Source records: Begin

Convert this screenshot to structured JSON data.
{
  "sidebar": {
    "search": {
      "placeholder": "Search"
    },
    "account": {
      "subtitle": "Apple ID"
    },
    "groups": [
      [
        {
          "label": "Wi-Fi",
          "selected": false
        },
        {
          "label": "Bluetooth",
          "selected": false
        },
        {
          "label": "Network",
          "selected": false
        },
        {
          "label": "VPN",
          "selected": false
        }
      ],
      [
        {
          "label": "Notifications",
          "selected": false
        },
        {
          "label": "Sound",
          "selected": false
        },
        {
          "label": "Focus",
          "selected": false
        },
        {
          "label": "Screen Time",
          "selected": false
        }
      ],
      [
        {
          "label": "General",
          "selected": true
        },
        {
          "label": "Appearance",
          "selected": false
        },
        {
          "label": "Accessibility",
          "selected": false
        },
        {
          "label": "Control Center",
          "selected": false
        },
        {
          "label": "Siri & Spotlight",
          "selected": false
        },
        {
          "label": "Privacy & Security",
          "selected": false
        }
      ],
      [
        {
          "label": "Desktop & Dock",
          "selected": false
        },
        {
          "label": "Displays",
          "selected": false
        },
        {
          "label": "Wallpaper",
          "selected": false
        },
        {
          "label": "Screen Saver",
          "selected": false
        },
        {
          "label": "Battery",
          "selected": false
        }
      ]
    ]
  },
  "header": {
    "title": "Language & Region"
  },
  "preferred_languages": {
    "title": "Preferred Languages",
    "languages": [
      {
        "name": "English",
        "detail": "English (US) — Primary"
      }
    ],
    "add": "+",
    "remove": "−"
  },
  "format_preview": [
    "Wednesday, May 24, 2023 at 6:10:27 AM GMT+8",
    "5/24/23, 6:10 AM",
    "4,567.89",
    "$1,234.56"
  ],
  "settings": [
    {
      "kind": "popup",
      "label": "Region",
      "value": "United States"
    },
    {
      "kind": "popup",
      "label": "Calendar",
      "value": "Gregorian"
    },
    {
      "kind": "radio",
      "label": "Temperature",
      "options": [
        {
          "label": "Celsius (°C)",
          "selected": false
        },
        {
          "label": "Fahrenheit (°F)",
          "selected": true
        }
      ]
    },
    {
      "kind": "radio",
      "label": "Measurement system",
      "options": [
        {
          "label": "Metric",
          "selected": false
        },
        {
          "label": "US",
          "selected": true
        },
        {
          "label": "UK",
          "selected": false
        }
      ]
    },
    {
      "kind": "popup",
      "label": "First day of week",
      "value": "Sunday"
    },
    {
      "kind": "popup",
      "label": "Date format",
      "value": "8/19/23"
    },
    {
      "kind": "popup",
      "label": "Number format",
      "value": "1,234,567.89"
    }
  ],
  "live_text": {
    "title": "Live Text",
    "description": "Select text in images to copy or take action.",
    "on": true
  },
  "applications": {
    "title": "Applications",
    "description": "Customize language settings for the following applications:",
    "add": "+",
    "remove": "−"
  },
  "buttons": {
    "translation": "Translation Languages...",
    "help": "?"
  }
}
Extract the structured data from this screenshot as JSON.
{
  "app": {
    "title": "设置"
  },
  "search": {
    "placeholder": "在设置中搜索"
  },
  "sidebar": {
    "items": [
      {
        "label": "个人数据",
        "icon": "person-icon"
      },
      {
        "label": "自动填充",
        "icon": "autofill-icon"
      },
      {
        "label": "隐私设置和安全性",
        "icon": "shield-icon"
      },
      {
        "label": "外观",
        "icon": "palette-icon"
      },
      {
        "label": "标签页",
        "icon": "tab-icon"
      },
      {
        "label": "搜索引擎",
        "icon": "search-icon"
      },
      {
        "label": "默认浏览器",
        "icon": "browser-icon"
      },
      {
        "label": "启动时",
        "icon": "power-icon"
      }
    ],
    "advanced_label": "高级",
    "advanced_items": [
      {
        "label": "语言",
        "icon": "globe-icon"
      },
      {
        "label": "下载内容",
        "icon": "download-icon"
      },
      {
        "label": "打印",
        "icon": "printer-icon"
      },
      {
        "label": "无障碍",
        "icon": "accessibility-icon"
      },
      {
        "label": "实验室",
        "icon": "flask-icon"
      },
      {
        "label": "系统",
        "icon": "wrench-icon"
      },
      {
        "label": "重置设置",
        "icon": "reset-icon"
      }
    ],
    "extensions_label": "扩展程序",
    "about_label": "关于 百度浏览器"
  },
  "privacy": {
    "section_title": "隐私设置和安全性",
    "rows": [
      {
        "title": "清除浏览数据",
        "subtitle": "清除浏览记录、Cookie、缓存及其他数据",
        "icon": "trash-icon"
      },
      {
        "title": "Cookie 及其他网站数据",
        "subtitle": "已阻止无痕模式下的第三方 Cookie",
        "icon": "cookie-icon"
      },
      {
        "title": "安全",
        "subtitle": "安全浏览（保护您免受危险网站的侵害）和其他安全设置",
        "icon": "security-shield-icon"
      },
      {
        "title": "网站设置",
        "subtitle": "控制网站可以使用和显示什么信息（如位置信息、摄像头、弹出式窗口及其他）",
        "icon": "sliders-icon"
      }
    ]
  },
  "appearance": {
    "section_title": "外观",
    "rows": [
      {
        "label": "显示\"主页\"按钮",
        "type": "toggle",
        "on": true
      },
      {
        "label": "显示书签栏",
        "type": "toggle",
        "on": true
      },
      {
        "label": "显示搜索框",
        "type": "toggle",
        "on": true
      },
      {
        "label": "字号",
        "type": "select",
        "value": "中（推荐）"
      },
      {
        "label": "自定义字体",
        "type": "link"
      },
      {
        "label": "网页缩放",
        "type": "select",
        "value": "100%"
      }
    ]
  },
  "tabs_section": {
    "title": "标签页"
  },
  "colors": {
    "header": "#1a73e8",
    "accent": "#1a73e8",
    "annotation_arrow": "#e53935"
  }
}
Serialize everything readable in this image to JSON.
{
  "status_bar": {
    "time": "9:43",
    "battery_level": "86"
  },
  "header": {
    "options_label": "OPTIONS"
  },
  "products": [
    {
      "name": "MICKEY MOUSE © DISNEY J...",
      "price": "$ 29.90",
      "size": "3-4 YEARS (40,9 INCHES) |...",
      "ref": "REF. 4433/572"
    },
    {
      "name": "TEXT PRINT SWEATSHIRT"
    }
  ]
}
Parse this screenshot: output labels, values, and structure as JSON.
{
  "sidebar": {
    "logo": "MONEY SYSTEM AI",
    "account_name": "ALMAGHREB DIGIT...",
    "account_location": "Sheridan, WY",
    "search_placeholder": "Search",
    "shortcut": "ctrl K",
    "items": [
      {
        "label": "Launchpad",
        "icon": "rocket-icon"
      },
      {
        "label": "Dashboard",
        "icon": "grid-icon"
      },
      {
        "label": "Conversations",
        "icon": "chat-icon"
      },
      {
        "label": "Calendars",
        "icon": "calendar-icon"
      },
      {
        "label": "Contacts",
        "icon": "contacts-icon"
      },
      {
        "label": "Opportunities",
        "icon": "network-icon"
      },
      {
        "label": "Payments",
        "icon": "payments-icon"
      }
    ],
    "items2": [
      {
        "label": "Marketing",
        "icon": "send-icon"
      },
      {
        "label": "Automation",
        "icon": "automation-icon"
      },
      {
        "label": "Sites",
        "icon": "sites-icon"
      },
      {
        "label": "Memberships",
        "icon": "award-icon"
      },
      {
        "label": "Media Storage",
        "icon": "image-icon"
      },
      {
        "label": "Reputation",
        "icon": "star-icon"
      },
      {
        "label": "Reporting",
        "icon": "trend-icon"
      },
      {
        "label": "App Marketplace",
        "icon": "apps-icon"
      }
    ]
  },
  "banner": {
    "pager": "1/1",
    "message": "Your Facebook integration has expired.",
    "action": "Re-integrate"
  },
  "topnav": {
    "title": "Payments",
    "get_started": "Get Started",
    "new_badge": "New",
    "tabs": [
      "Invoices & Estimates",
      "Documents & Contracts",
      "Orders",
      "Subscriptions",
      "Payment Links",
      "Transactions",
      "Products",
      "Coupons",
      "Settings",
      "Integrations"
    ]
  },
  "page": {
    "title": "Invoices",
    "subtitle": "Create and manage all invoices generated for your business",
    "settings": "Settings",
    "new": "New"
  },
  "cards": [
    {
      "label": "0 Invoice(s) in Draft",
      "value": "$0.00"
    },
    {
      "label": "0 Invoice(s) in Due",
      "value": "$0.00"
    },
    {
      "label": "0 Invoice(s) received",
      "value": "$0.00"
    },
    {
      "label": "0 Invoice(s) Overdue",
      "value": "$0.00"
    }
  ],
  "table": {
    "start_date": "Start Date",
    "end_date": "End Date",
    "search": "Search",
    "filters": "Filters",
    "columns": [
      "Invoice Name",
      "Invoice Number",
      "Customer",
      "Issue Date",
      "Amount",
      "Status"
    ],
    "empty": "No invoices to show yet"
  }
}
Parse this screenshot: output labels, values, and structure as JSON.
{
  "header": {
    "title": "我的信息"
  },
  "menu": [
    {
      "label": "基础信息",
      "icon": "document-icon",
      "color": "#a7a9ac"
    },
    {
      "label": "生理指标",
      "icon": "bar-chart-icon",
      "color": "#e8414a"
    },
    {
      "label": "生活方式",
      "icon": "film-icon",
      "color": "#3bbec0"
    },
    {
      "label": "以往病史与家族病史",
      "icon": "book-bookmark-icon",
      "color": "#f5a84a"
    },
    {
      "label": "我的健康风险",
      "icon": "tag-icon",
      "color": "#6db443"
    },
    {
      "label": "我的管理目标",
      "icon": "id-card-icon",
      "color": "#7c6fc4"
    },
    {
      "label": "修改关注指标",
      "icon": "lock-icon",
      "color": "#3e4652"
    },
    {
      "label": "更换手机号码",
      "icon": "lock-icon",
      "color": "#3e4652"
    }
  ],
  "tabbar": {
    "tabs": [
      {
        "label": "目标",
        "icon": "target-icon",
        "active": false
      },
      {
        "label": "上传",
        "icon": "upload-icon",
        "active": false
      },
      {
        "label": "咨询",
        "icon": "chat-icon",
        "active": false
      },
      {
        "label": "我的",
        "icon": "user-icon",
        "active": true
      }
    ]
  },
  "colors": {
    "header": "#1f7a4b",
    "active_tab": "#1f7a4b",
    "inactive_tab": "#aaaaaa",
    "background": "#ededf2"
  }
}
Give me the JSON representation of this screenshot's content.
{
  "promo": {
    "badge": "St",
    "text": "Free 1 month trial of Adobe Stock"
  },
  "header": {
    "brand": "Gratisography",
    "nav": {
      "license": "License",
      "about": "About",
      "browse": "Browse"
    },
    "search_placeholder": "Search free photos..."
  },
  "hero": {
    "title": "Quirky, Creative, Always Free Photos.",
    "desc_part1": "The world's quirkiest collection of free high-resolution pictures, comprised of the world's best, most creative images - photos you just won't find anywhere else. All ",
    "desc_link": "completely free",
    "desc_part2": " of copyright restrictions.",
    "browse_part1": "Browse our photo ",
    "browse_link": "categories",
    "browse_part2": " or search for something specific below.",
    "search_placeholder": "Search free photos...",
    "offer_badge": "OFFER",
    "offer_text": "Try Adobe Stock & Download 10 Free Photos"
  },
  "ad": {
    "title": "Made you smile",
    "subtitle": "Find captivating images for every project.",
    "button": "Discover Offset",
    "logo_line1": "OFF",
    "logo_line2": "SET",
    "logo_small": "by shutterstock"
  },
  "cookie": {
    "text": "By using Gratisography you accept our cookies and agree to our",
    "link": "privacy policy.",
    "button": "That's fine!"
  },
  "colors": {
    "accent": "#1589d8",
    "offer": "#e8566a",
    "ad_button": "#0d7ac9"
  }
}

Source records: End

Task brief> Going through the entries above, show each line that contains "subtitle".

Solved exercise>
      "subtitle": "Apple ID"
        "subtitle": "清除浏览记录、Cookie、缓存及其他数据",
        "subtitle": "已阻止无痕模式下的第三方 Cookie",
        "subtitle": "安全浏览（保护您免受危险网站的侵害）和其他安全设置",
        "subtitle": "控制网站可以使用和显示什么信息（如位置信息、摄像头、弹出式窗口及其他）",
    "subtitle": "Create and manage all invoices generated for your business",
    "subtitle": "Find captivating images for every project.",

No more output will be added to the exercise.